=== Input material ===

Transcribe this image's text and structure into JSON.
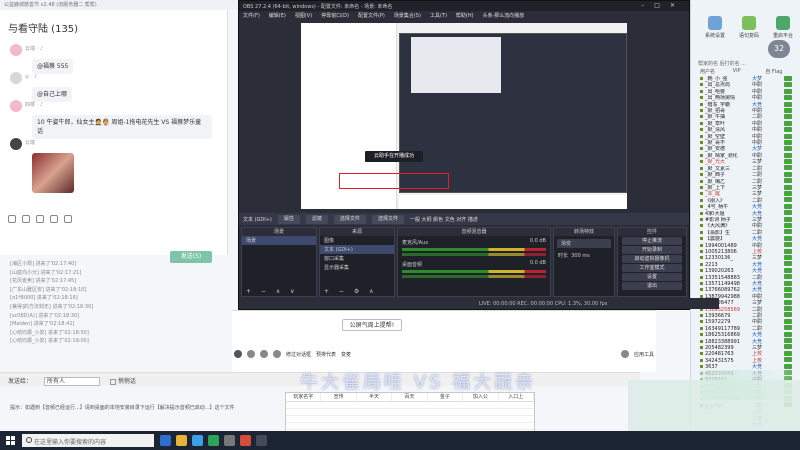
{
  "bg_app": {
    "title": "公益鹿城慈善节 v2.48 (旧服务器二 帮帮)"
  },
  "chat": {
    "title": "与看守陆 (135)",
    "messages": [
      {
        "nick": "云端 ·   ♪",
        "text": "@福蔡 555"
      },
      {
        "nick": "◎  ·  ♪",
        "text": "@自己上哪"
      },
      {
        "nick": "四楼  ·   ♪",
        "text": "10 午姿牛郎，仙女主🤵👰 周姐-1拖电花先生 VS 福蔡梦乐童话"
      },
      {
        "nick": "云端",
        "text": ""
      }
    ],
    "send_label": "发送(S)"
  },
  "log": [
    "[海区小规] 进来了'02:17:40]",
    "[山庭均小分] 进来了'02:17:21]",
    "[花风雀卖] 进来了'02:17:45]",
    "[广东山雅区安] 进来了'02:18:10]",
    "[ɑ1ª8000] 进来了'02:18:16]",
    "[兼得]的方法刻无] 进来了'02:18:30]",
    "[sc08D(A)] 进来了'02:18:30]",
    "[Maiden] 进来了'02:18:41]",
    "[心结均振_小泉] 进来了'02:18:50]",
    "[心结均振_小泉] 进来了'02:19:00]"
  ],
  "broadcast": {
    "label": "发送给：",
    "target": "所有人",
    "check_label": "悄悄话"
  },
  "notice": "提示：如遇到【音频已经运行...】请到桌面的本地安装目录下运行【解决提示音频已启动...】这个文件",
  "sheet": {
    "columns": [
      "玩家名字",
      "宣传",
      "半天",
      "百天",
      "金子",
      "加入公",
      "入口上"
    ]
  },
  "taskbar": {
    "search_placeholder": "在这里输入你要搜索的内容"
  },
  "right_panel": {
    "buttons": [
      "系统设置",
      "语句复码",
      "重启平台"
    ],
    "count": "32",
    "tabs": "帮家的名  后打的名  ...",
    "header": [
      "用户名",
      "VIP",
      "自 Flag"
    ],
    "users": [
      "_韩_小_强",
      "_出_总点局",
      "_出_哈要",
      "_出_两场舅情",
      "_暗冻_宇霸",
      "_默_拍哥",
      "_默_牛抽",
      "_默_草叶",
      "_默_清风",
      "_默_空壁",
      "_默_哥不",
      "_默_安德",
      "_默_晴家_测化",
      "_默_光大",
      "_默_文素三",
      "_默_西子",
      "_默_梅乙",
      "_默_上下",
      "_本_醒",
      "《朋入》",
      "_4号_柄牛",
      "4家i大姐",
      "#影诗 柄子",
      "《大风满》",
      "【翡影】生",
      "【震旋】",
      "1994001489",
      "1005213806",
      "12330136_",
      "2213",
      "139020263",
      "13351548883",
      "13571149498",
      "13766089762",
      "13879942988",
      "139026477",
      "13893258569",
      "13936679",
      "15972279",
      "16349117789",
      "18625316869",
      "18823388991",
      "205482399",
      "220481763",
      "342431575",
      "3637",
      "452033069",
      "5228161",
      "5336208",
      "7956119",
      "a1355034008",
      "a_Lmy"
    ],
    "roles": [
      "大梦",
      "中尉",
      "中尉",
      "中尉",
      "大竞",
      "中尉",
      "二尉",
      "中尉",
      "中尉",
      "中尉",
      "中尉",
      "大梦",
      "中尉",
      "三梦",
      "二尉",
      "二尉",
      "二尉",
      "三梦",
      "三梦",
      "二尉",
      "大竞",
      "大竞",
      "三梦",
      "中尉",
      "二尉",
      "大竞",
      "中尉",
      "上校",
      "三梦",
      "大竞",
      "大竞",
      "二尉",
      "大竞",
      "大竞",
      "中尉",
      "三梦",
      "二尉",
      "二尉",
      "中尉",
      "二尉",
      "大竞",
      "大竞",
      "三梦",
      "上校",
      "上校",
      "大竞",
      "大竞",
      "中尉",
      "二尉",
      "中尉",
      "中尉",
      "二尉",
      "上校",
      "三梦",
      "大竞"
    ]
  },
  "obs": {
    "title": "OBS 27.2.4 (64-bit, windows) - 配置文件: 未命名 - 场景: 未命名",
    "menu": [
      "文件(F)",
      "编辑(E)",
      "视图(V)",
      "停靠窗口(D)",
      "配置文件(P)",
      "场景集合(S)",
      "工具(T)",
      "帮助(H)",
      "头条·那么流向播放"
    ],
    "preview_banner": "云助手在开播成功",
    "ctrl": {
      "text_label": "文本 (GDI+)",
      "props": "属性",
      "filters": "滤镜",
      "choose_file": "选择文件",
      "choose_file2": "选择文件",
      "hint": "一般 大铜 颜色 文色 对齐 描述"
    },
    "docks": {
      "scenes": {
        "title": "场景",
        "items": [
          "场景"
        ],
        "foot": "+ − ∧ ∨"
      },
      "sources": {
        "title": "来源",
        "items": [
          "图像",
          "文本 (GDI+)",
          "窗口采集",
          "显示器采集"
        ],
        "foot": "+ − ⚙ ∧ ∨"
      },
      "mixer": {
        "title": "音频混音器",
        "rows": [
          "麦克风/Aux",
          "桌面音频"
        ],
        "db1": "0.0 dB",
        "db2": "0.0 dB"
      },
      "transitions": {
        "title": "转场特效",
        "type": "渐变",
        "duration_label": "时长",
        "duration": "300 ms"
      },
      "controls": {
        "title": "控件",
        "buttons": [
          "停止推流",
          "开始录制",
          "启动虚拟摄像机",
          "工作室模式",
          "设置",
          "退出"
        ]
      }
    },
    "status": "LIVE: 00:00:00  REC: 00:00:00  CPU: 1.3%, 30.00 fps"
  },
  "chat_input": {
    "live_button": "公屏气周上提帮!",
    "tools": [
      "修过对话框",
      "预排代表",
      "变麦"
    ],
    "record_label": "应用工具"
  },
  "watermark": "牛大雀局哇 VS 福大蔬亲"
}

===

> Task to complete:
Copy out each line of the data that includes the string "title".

> Output for this exercise:
    "title": "公益鹿城慈善节 v2.48 (旧服务器二 帮帮)"
    "title": "与看守陆 (135)",
    "title": "OBS 27.2.4 (64-bit, windows) - 配置文件: 未命名 - 场景: 未命名",
        "title": "场景",
        "title": "来源",
        "title": "音频混音器",
        "title": "转场特效",
        "title": "控件",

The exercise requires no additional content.